**Work task**
Your copy must start with the line containing "What data populates" and end with the last line of the entries, matching them exactly and leaving out every picture.

**Recorded data**
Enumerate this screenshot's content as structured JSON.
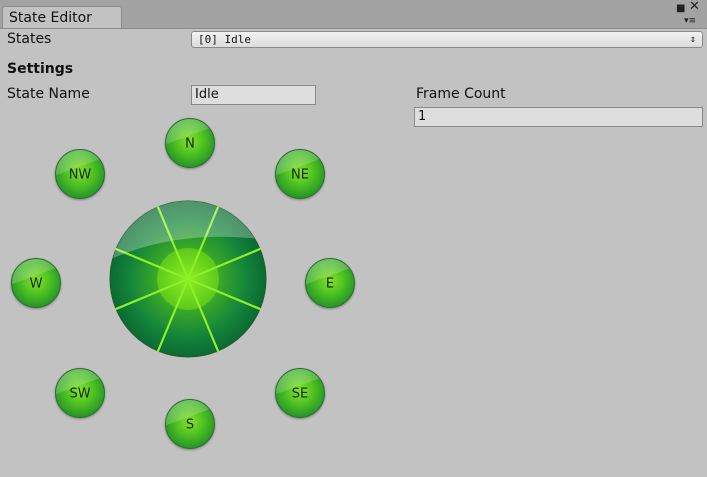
{
  "window": {
    "tab_title": "State Editor",
    "maximize_icon": "maximize-icon",
    "close_icon": "close-icon",
    "menu_icon": "menu-icon"
  },
  "states": {
    "label": "States",
    "selected": "[0] Idle"
  },
  "settings": {
    "heading": "Settings",
    "state_name_label": "State Name",
    "state_name_value": "Idle",
    "frame_count_label": "Frame Count",
    "frame_count_value": "1"
  },
  "directions": {
    "n": "N",
    "ne": "NE",
    "e": "E",
    "se": "SE",
    "s": "S",
    "sw": "SW",
    "w": "W",
    "nw": "NW"
  },
  "colors": {
    "button_green": "#4cc021",
    "button_dark": "#166b24",
    "ray_green": "#8cf02a"
  }
}
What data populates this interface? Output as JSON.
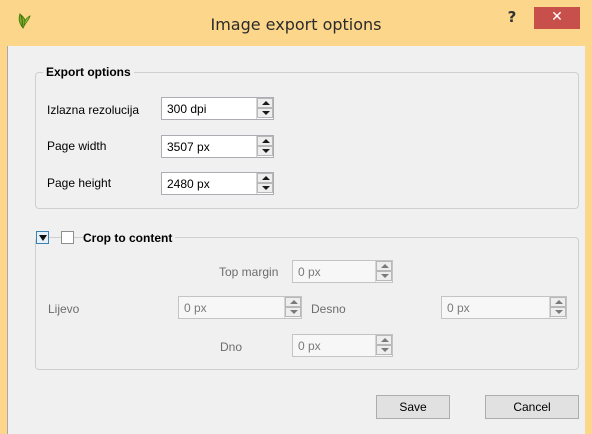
{
  "window": {
    "title": "Image export options",
    "help_label": "?",
    "close_label": "✕",
    "app_icon": "qgis-leaf-icon"
  },
  "export_options": {
    "legend": "Export options",
    "resolution_label": "Izlazna rezolucija",
    "resolution_value": "300 dpi",
    "page_width_label": "Page width",
    "page_width_value": "3507 px",
    "page_height_label": "Page height",
    "page_height_value": "2480 px"
  },
  "crop": {
    "label": "Crop to content",
    "checked": false,
    "top_margin_label": "Top margin",
    "top_margin_value": "0 px",
    "left_label": "Lijevo",
    "left_value": "0 px",
    "right_label": "Desno",
    "right_value": "0 px",
    "bottom_label": "Dno",
    "bottom_value": "0 px"
  },
  "buttons": {
    "save": "Save",
    "cancel": "Cancel"
  },
  "colors": {
    "title_bar": "#fcd68a",
    "close_button": "#c7504a",
    "dialog_background": "#f0f0f0"
  }
}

**Expected answer**
What data populates this interface? Output as JSON.
{
  "window": {
    "title": "Image export options",
    "help_label": "?",
    "close_label": "✕",
    "app_icon": "qgis-leaf-icon"
  },
  "export_options": {
    "legend": "Export options",
    "resolution_label": "Izlazna rezolucija",
    "resolution_value": "300 dpi",
    "page_width_label": "Page width",
    "page_width_value": "3507 px",
    "page_height_label": "Page height",
    "page_height_value": "2480 px"
  },
  "crop": {
    "label": "Crop to content",
    "checked": false,
    "top_margin_label": "Top margin",
    "top_margin_value": "0 px",
    "left_label": "Lijevo",
    "left_value": "0 px",
    "right_label": "Desno",
    "right_value": "0 px",
    "bottom_label": "Dno",
    "bottom_value": "0 px"
  },
  "buttons": {
    "save": "Save",
    "cancel": "Cancel"
  },
  "colors": {
    "title_bar": "#fcd68a",
    "close_button": "#c7504a",
    "dialog_background": "#f0f0f0"
  }
}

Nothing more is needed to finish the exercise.